• DIRECTIONS FOR THIS TASK
From the data, copy out every line in which the word "record" appears.
┄┄┄┄┄┄┄┄┄┄┄┄┄┄┄┄┄┄┄┄
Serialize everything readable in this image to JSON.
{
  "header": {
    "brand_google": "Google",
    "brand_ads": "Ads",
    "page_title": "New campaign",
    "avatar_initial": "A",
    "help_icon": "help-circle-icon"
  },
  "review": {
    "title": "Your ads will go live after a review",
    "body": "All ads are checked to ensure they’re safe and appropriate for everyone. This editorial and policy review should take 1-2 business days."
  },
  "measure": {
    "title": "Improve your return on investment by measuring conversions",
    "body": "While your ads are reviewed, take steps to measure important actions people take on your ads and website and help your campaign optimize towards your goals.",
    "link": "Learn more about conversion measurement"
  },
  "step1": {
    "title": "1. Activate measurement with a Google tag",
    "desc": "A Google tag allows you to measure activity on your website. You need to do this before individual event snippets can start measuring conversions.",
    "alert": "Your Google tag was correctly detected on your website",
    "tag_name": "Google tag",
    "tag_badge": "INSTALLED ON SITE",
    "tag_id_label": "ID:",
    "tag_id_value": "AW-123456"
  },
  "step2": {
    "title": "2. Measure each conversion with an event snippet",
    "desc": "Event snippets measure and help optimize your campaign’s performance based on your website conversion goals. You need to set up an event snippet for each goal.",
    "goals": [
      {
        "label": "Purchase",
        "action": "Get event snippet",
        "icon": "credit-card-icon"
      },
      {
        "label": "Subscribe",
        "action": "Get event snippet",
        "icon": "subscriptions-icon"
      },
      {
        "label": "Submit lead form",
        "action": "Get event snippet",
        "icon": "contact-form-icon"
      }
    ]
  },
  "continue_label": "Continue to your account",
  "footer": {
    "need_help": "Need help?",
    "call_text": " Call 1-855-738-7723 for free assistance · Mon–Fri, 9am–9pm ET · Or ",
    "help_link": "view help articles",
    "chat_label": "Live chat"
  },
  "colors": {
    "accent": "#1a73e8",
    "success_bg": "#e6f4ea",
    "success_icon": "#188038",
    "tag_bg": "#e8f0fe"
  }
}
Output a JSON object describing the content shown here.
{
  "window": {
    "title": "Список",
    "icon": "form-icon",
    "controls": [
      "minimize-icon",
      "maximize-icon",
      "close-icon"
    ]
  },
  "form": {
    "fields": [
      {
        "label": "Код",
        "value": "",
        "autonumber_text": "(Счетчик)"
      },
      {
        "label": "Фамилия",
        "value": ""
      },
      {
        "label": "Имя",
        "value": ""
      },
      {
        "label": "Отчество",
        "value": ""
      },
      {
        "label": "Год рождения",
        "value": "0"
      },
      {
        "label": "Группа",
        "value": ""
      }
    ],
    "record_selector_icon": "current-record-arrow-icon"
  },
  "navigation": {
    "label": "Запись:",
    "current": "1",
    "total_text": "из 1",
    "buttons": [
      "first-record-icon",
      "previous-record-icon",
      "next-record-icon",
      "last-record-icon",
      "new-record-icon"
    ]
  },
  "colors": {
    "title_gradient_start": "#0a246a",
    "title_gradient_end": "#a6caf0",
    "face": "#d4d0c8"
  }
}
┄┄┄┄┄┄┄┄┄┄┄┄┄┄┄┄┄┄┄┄
• RESULT FOR THIS TASK
    "record_selector_icon": "current-record-arrow-icon"
      "first-record-icon",
      "previous-record-icon",
      "next-record-icon",
      "last-record-icon",
      "new-record-icon"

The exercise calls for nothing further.